    *The compost from the local farm is GOLD! It is true that Mel’s mix is very light and won’t support plants like corn. However, it’s also well-draining and easy to work with and should not contain any weeds. I spend less than 1% of my time weeding. I would add some peat moss (cheap and easy) to the mix you’re considering and call it good.

    *Some things to consider: put plants that go in early and harvest at the end of the season in the middle (ie: onions), and others that have a continuous harvest or a short growing cycle on the outside, easy to reach (green beans, peppers, etc).

    *You might want to move your squash to the outside. It tends to get big, and this allows it to spread without covering all the other plants.

    Looks great! Take pictures and follow up to let us know how it went!


  2. Hollie says:

    Top soil that you buy in bags is the cause of all your weeds. I’ve read that the bagged top soil is from farmers. They scrape all their top soil and usually it has tons of weed seeds in it. Also, corn has to be grown together so it will pollinate. They recommend not rows but blocks. I grew my first gardens last year. I put three corn plants in a row and got nothing. Then I read more about it. I put a block of four and they were the best corn I’ve ever had.

  3. Travis in Mobile says:

    Thanks for the input…sincerely appreciated. We are beginning to see the potential overcrowding issue! We may have to do some thinning, etc before things get out of hand! Interesting about the stagnet air.

    You mentioned a SFG friend in B’ham; would that be Kim? If so…I know her!

    Our rushed planning on our soil is starting to show itself with numerous weeds springing up. We have been discussing this issue and feel certain that next spring we will be be starting with a well thought out Mel’s Mix! thanks again!…

    Travis 🙂

  4. Travis in Mobile says:

    Thanks for the welcome!

  5. Travis in Mobile says:

    Thanks for the input. We ended up using cardboard in the bottom to help kill the existing grass. The cardboard was sprayed with water for several minutes prior to putting the dirt on top. I’m in hopes that it will break down quickly to allow earthworm and root movement. We also added quite a few worms to the bed.

  6. Rachel says:

    I live in the Pensacola/Milton area-not too far from you. We can’t grow onions here except in the fall/winter. It is just too hot for them in the spring on the Gulf Coast.

  7. Brandicj says:


    I am a newbie too, but I thought I’d chime in with what I’ve read from Mel and here.
    You need to spread out your tomatoes (use fewer). I’m told you’ll need 2 blocks per vining (indeterminate) variety or as many as 4 blocks (2×2) per bush-type (determinate). I think you will need to plant bush-type beans for the second row of the smaller bed since you can’t easily trellis them in that location. You need more space for the squash as well and they will need a trellis unless you give them a 2 x 2 area. That is a LOT of squash, so plant a variety.
    Your tall plants (sunflower) on the edge of the garden are going to make reaching the interior plants very difficult, especially in the larger bed.
    Finally, we are in Birmingham, and my dear friend did SFG for a couple of years.

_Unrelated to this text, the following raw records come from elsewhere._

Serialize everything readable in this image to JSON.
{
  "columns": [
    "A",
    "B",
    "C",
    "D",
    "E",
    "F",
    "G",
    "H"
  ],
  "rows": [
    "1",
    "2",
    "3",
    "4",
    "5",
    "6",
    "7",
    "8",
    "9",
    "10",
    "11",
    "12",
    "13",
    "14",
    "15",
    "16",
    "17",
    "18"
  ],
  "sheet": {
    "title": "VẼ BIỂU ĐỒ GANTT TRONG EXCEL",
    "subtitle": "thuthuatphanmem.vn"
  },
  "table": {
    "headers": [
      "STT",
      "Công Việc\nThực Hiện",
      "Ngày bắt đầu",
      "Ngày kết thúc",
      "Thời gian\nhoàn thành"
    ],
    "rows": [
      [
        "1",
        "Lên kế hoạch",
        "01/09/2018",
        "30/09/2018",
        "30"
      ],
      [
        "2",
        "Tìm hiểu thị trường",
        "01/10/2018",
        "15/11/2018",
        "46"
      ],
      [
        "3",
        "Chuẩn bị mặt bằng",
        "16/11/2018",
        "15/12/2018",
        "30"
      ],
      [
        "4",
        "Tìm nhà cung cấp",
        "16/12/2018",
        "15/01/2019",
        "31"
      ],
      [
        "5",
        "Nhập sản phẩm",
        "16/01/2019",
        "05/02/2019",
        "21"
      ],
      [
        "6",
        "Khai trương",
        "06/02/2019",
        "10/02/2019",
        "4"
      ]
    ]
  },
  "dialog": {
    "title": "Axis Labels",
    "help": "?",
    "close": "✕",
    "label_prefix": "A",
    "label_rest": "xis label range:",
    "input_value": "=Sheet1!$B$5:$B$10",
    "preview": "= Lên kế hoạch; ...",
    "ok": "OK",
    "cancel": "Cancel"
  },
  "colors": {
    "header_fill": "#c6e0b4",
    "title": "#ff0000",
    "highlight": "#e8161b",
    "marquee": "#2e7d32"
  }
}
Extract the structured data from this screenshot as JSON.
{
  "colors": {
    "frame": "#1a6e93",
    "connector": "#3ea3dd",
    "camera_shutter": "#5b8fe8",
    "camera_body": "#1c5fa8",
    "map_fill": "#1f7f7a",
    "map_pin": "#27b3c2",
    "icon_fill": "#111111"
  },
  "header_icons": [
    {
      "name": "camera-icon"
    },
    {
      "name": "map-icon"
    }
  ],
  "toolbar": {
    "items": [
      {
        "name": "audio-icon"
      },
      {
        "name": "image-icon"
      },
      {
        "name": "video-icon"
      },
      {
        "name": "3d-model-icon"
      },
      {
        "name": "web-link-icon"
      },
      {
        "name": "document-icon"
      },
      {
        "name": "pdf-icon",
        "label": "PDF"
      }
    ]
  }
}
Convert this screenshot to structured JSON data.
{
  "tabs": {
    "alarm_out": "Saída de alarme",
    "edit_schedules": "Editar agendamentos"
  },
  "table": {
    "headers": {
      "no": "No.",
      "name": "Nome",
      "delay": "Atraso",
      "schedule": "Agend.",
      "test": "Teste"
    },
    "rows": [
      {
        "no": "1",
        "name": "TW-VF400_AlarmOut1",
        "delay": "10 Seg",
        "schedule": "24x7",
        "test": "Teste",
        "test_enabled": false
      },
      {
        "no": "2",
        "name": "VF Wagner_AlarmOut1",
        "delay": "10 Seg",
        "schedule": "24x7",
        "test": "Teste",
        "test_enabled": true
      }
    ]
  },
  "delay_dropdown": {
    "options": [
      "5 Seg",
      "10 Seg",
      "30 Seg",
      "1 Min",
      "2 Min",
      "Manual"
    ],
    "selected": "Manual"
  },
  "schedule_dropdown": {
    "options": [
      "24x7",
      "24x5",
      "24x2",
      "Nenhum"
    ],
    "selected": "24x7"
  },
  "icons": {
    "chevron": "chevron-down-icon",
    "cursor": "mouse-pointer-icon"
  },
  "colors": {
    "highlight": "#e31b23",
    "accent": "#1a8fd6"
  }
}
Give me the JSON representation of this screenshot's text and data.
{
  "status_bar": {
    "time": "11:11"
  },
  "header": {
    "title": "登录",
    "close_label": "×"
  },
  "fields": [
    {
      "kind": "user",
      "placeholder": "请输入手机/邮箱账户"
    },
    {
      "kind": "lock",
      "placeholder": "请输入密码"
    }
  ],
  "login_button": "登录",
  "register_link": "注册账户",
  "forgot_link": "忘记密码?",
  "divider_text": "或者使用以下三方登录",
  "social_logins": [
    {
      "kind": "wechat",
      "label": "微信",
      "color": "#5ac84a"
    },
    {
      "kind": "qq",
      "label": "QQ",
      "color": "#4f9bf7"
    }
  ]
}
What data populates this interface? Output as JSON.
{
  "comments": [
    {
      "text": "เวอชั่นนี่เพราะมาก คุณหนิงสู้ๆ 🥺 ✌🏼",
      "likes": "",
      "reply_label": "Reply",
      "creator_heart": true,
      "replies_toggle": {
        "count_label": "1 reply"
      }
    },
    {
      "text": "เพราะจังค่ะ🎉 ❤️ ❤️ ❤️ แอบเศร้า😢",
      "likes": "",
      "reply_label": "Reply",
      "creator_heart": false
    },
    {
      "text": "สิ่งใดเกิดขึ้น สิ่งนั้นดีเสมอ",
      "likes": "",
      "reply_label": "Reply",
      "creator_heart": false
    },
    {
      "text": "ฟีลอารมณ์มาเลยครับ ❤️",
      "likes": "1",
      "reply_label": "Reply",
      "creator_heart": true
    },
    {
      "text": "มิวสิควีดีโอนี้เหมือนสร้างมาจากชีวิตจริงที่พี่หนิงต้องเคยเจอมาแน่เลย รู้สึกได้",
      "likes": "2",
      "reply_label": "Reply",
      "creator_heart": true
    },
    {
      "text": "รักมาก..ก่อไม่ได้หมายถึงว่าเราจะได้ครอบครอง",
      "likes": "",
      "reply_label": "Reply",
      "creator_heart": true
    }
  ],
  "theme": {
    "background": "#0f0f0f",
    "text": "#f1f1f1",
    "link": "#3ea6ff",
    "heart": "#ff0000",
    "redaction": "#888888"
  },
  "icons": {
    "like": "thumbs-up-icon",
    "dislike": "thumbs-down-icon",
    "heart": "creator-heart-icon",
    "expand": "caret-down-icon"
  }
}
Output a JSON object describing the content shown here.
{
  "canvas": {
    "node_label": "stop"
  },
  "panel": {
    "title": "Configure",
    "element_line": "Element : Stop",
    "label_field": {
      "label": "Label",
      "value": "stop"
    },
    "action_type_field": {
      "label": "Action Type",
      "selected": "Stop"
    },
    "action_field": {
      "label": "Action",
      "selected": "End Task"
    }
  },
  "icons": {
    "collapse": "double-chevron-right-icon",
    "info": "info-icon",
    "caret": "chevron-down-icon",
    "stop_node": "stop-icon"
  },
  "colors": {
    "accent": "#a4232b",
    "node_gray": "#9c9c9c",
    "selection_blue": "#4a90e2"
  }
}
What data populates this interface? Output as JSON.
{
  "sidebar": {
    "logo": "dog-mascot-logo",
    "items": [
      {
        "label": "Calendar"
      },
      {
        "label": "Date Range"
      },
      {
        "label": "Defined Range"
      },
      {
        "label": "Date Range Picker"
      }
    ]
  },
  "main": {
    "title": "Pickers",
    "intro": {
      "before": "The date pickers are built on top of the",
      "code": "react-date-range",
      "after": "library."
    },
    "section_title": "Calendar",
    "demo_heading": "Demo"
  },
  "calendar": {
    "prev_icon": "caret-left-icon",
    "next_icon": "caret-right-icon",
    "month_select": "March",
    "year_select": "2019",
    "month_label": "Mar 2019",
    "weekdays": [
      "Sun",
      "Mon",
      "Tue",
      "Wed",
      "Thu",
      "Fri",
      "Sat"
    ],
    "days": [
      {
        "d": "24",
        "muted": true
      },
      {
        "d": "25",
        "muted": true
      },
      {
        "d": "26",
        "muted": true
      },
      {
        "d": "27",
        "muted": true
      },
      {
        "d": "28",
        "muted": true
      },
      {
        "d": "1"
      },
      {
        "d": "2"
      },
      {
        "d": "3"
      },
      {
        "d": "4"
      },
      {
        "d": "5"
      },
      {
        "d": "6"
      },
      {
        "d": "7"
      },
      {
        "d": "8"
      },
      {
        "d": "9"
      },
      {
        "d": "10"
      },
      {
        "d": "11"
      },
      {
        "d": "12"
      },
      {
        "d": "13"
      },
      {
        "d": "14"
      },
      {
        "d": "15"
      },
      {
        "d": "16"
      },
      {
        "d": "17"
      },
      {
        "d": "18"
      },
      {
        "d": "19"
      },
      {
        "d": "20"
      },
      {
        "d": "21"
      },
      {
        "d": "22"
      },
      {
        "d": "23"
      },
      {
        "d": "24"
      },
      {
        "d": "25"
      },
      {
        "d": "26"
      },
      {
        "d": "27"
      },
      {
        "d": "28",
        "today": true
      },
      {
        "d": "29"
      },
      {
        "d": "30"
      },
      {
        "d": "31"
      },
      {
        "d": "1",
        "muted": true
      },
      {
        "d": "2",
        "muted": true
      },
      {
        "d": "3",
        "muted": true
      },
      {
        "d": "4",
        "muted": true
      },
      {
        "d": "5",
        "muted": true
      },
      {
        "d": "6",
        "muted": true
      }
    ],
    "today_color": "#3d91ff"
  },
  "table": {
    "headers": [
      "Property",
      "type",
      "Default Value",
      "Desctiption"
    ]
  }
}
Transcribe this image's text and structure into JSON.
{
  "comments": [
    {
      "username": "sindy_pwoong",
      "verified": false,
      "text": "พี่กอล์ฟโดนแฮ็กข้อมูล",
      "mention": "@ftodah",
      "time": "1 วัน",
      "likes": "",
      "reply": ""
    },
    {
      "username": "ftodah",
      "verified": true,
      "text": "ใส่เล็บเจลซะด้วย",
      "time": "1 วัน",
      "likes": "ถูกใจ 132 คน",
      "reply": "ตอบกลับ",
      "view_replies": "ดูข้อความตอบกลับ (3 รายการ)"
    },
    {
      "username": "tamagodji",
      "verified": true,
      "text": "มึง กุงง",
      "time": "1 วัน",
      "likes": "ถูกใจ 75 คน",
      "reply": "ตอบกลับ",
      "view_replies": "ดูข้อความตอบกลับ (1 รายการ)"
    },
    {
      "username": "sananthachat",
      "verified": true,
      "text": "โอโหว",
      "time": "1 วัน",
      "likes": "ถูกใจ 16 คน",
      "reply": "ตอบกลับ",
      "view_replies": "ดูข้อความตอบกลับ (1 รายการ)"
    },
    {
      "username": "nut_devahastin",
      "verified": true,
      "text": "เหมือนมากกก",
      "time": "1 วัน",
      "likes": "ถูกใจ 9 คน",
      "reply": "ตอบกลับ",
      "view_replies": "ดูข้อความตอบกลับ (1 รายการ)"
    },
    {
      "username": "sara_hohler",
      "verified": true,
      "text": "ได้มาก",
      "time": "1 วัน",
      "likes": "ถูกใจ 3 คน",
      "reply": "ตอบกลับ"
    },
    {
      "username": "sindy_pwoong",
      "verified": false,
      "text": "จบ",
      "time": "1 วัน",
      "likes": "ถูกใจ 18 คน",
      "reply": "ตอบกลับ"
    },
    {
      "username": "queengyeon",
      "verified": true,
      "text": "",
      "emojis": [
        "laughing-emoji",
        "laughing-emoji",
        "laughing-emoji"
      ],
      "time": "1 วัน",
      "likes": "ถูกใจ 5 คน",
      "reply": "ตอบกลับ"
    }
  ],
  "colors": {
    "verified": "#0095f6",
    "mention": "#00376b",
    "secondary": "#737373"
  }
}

She suggests not planting as densely as Mel does because of the humidity and stagnant air. She had a real problem with disease.

    Good luck and have fun! I got pretty frustrated in the planning stages, but my spring veggies are on their way despite the heat and we are enjoying the process.

  8. Leann Arthur says:

    Hi! We just moved from that area (Mobile, AL) to the Savannah, GA area!! Good luck with your garden!

  9. Cyndee says:

    I chose not to put weed cloth underneath even though Mel recommends it. My reasoning was I wanted earthworms to be able to crawl up from the existing soil, and I wanted the longer rooted plants to be able to extend their roots if they needed to. We did put some weed cloth in the border area around the beds and put mulch on top. We pulled up the grass with a sod cutter just to make sure it was gone. We used 12″ deep beds but we only filled to about 10″. I think you might be able to get away with 6″ for everything except the carrots. But I just wanted the flexibility of a deeper bed.